> _PROMPT_
State how many lines in the listing below hold "NEXT", with no other words.

> _DATA SECTION_
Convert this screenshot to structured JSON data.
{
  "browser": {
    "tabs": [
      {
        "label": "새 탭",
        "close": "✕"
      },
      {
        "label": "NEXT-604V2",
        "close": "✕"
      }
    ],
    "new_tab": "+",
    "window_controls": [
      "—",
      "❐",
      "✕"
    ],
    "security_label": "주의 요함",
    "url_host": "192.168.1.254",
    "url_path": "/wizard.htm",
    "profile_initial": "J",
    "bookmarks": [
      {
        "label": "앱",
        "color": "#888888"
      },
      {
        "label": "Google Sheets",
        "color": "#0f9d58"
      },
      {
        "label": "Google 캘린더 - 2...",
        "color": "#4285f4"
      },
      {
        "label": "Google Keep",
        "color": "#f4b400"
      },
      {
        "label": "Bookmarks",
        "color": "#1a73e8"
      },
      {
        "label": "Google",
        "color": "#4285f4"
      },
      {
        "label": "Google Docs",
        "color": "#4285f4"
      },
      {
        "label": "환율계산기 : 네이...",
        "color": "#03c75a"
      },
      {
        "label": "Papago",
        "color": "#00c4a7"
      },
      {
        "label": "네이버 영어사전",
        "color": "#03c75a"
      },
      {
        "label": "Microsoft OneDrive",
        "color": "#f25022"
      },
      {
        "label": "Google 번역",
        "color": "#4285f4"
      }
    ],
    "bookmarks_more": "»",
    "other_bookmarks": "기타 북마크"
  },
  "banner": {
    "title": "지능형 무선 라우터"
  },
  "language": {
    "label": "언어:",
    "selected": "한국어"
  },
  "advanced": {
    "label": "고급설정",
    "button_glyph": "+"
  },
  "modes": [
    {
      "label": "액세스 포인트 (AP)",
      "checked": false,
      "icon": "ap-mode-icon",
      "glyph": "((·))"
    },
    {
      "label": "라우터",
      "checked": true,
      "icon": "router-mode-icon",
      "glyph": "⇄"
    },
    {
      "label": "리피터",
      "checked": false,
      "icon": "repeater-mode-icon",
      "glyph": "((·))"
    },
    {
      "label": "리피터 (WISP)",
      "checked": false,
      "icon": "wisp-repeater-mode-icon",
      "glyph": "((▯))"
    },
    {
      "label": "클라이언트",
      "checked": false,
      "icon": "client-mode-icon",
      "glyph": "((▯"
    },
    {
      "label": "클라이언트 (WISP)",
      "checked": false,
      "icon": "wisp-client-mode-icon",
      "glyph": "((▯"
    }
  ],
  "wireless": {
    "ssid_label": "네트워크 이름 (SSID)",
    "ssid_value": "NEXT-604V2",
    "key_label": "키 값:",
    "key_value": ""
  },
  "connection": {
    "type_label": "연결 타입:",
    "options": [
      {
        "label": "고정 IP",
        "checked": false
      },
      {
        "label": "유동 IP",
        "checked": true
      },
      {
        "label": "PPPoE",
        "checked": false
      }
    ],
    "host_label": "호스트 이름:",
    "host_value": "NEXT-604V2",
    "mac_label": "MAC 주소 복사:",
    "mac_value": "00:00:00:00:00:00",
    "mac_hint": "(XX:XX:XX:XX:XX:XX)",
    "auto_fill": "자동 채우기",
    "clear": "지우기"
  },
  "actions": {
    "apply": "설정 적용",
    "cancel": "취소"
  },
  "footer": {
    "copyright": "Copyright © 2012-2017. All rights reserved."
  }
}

> _EXERCISE ANSWER_
3